Look through the entries below and return all lines including the word "index".

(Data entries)
══════════════════════════════

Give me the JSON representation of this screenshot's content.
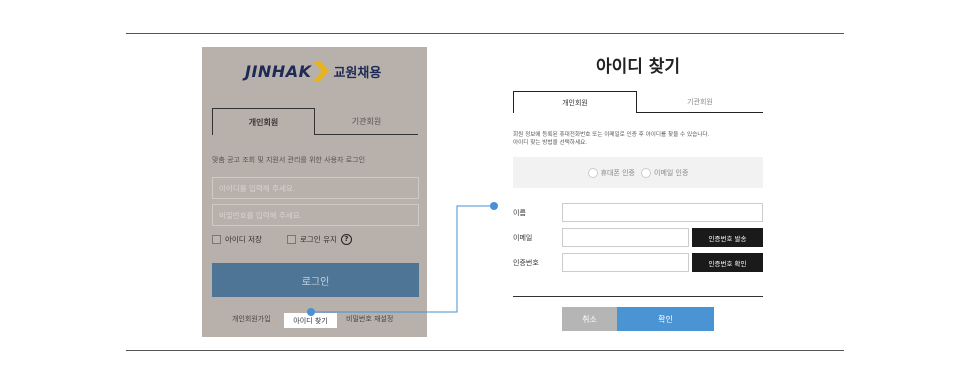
{
  "login": {
    "logo_main": "JINHAK",
    "logo_sub": "교원채용",
    "tabs": [
      {
        "label": "개인회원",
        "active": true
      },
      {
        "label": "기관회원",
        "active": false
      }
    ],
    "description": "맞춤 공고 조회 및 지원서 관리를 위한 사용자 로그인",
    "id_placeholder": "아이디를 입력해 주세요.",
    "pw_placeholder": "비밀번호를 입력해 주세요.",
    "save_id_label": "아이디 저장",
    "keep_login_label": "로그인 유지",
    "help_glyph": "?",
    "login_button": "로그인",
    "footer": {
      "join": "개인회원가입",
      "find_id": "아이디 찾기",
      "reset_pw": "비밀번호 재설정"
    }
  },
  "find_id": {
    "title": "아이디 찾기",
    "tabs": [
      {
        "label": "개인회원",
        "active": true
      },
      {
        "label": "기관회원",
        "active": false
      }
    ],
    "description_line1": "회원 정보에 등록된 휴대전화번호 또는 이메일로 인증 후 아이디를 찾을 수 있습니다.",
    "description_line2": "아이디 찾는 방법을 선택하세요.",
    "methods": [
      {
        "label": "휴대폰 인증"
      },
      {
        "label": "이메일 인증"
      }
    ],
    "fields": {
      "name_label": "이름",
      "email_label": "이메일",
      "code_label": "인증번호"
    },
    "send_code_button": "인증번호 발송",
    "verify_code_button": "인증번호 확인",
    "cancel_button": "취소",
    "confirm_button": "확인"
  },
  "colors": {
    "card_overlay": "#b8b0ab",
    "login_button": "#4f7596",
    "confirm_button": "#4a94d4",
    "connector": "#4a90d9",
    "logo_navy": "#1d2a55",
    "logo_gold": "#e8b31c"
  },
  "icons": [
    "logo-chevron-icon",
    "help-icon",
    "connector-dot-icon",
    "radio-icon"
  ]
}
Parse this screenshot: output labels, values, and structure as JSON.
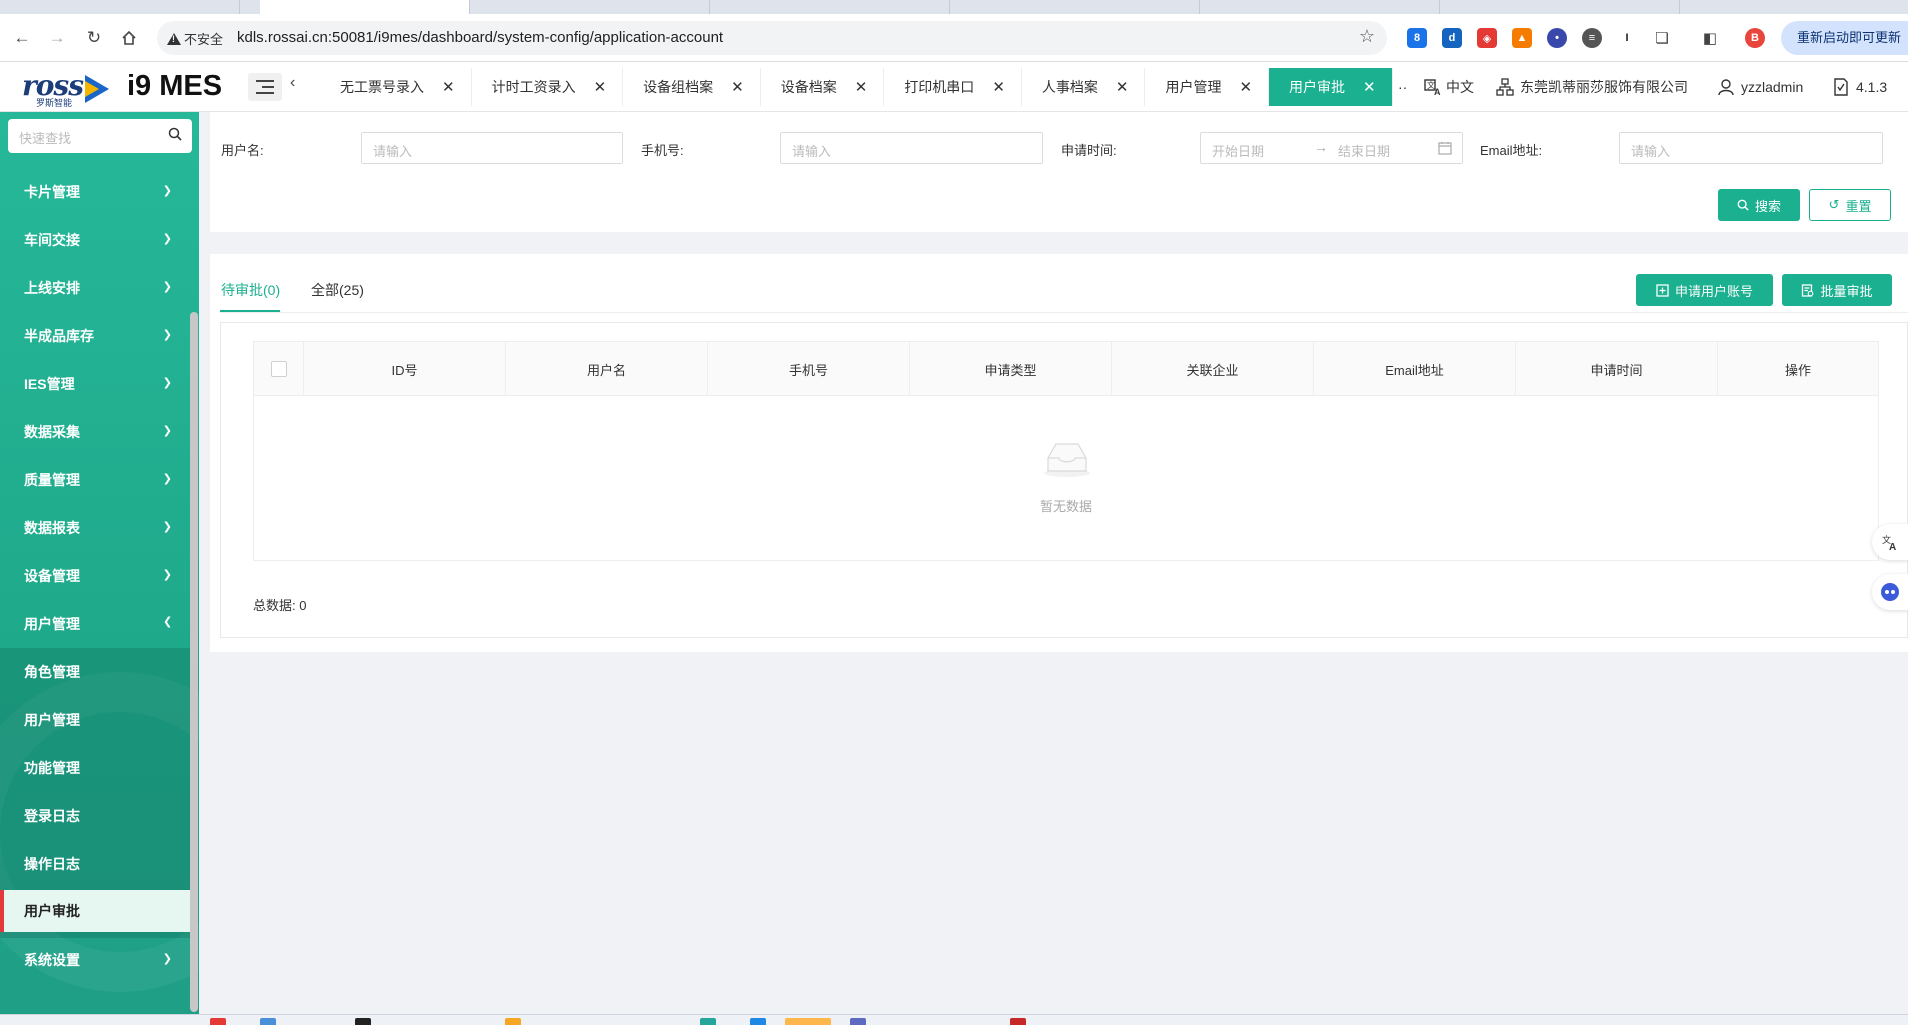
{
  "browser": {
    "security_label": "不安全",
    "url": "kdls.rossai.cn:50081/i9mes/dashboard/system-config/application-account",
    "update_label": "重新启动即可更新",
    "profile_letter": "B"
  },
  "header": {
    "logo_text": "ross",
    "logo_subtext": "罗斯智能",
    "brand": "i9 MES",
    "tabs": [
      {
        "label": "无工票号录入"
      },
      {
        "label": "计时工资录入"
      },
      {
        "label": "设备组档案"
      },
      {
        "label": "设备档案"
      },
      {
        "label": "打印机串口"
      },
      {
        "label": "人事档案"
      },
      {
        "label": "用户管理"
      },
      {
        "label": "用户审批"
      }
    ],
    "more": "··",
    "language": "中文",
    "company": "东莞凯蒂丽莎服饰有限公司",
    "user": "yzzladmin",
    "version": "4.1.3"
  },
  "sidebar": {
    "search_placeholder": "快速查找",
    "items": [
      {
        "label": "卡片管理"
      },
      {
        "label": "车间交接"
      },
      {
        "label": "上线安排"
      },
      {
        "label": "半成品库存"
      },
      {
        "label": "IES管理"
      },
      {
        "label": "数据采集"
      },
      {
        "label": "质量管理"
      },
      {
        "label": "数据报表"
      },
      {
        "label": "设备管理"
      },
      {
        "label": "用户管理"
      }
    ],
    "subitems": [
      {
        "label": "角色管理"
      },
      {
        "label": "用户管理"
      },
      {
        "label": "功能管理"
      },
      {
        "label": "登录日志"
      },
      {
        "label": "操作日志"
      },
      {
        "label": "用户审批"
      }
    ],
    "last_item": {
      "label": "系统设置"
    }
  },
  "filters": {
    "username_label": "用户名:",
    "username_placeholder": "请输入",
    "phone_label": "手机号:",
    "phone_placeholder": "请输入",
    "time_label": "申请时间:",
    "start_placeholder": "开始日期",
    "end_placeholder": "结束日期",
    "email_label": "Email地址:",
    "email_placeholder": "请输入",
    "search_button": "搜索",
    "reset_button": "重置"
  },
  "content": {
    "tab_pending": "待审批(0)",
    "tab_all": "全部(25)",
    "apply_button": "申请用户账号",
    "batch_button": "批量审批",
    "columns": [
      "ID号",
      "用户名",
      "手机号",
      "申请类型",
      "关联企业",
      "Email地址",
      "申请时间",
      "操作"
    ],
    "empty_text": "暂无数据",
    "total_label": "总数据: 0"
  },
  "colors": {
    "accent": "#1bb08f",
    "sidebar": "#22b295",
    "selected_marker": "#e4393c"
  }
}
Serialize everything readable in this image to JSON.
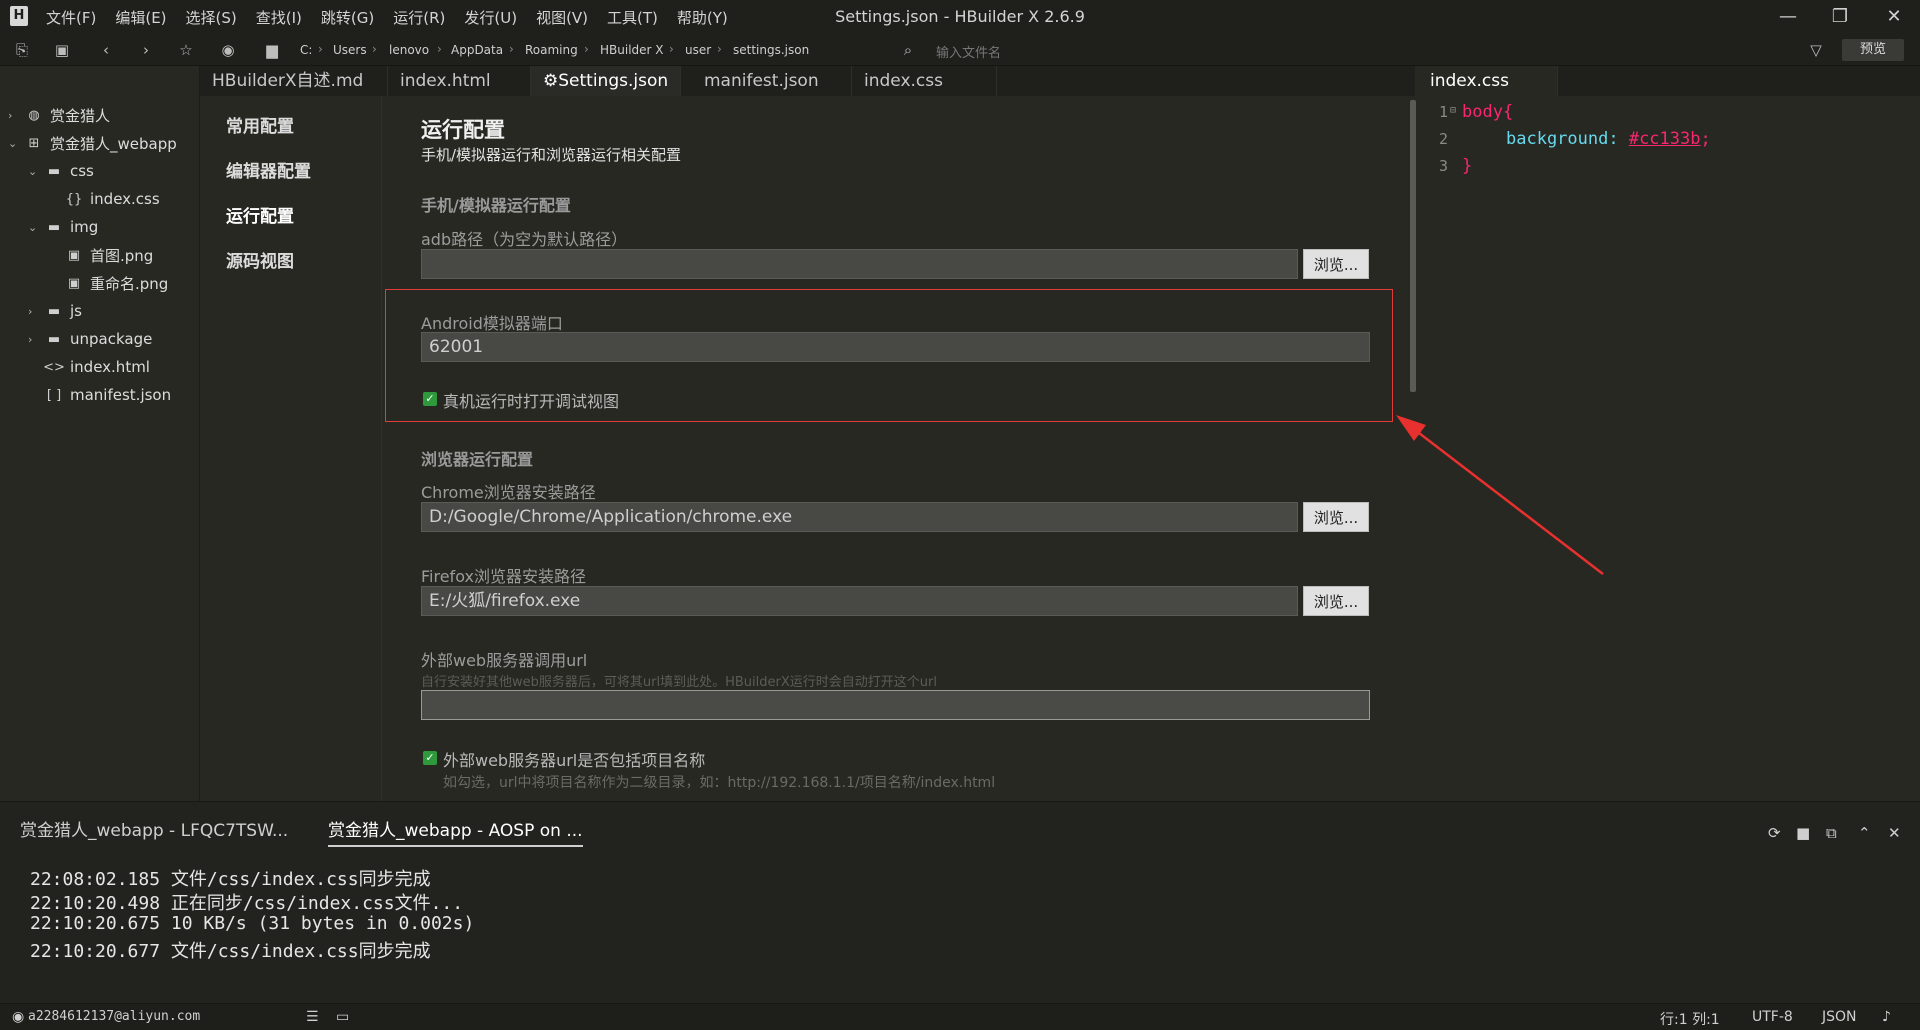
{
  "titlebar": {
    "menus": [
      "文件(F)",
      "编辑(E)",
      "选择(S)",
      "查找(I)",
      "跳转(G)",
      "运行(R)",
      "发行(U)",
      "视图(V)",
      "工具(T)",
      "帮助(Y)"
    ],
    "title": "Settings.json - HBuilder X 2.6.9",
    "minimize": "—",
    "maximize": "❐",
    "close": "✕"
  },
  "toolbar": {
    "breadcrumb": [
      "C:",
      "Users",
      "lenovo",
      "AppData",
      "Roaming",
      "HBuilder X",
      "user",
      "settings.json"
    ],
    "search_placeholder": "输入文件名",
    "preview": "预览"
  },
  "sidebar": {
    "items": [
      {
        "label": "赏金猎人",
        "icon": "project-icon"
      },
      {
        "label": "赏金猎人_webapp",
        "icon": "webapp-icon"
      },
      {
        "label": "css",
        "icon": "folder-icon"
      },
      {
        "label": "index.css",
        "icon": "css-file-icon"
      },
      {
        "label": "img",
        "icon": "folder-icon"
      },
      {
        "label": "首图.png",
        "icon": "image-file-icon"
      },
      {
        "label": "重命名.png",
        "icon": "image-file-icon"
      },
      {
        "label": "js",
        "icon": "folder-icon"
      },
      {
        "label": "unpackage",
        "icon": "folder-icon"
      },
      {
        "label": "index.html",
        "icon": "html-file-icon"
      },
      {
        "label": "manifest.json",
        "icon": "json-file-icon"
      }
    ]
  },
  "tabs": {
    "left": [
      "HBuilderX自述.md",
      "index.html",
      "Settings.json",
      "manifest.json",
      "index.css"
    ],
    "right": [
      "index.css"
    ]
  },
  "settings_nav": [
    "常用配置",
    "编辑器配置",
    "运行配置",
    "源码视图"
  ],
  "settings": {
    "title": "运行配置",
    "subtitle": "手机/模拟器运行和浏览器运行相关配置",
    "phone_section": "手机/模拟器运行配置",
    "adb_label": "adb路径（为空为默认路径）",
    "adb_value": "",
    "browse": "浏览...",
    "android_port_label": "Android模拟器端口",
    "android_port_value": "62001",
    "debug_view_label": "真机运行时打开调试视图",
    "browser_section": "浏览器运行配置",
    "chrome_label": "Chrome浏览器安装路径",
    "chrome_value": "D:/Google/Chrome/Application/chrome.exe",
    "firefox_label": "Firefox浏览器安装路径",
    "firefox_value": "E:/火狐/firefox.exe",
    "web_server_label": "外部web服务器调用url",
    "web_server_hint": "自行安装好其他web服务器后，可将其url填到此处。HBuilderX运行时会自动打开这个url",
    "web_server_value": "",
    "include_project_label": "外部web服务器url是否包括项目名称",
    "include_project_hint": "如勾选，url中将项目名称作为二级目录，如：http://192.168.1.1/项目名称/index.html"
  },
  "code": {
    "line_numbers": [
      "1",
      "2",
      "3"
    ],
    "line1_selector": "body{",
    "line2_property": "background: ",
    "line2_value": "#cc133b",
    "line2_end": ";",
    "line3": "}"
  },
  "console": {
    "tabs": [
      "赏金猎人_webapp - LFQC7TSW...",
      "赏金猎人_webapp - AOSP on ..."
    ],
    "lines": [
      "22:08:02.185 文件/css/index.css同步完成",
      "22:10:20.498 正在同步/css/index.css文件...",
      "22:10:20.675 10 KB/s (31 bytes in 0.002s)",
      "22:10:20.677 文件/css/index.css同步完成"
    ]
  },
  "statusbar": {
    "account": "a2284612137@aliyun.com",
    "position": "行:1  列:1",
    "encoding": "UTF-8",
    "language": "JSON"
  },
  "colors": {
    "accent_highlight": "#e03c3c",
    "checkbox": "#2f9a3b",
    "code_keyword": "#f92672",
    "code_property": "#66d9ef"
  }
}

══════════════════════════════

- [SOLVED PROBLEM]
        "label": "index.css",
        "label": "index.html",
      "index.html",
      "index.css"
      "index.css"
    "include_project_hint": "如勾选，url中将项目名称作为二级目录，如：http://192.168.1.1/项目名称/index.html"
      "22:08:02.185 文件/css/index.css同步完成",
      "22:10:20.498 正在同步/css/index.css文件...",
      "22:10:20.677 文件/css/index.css同步完成"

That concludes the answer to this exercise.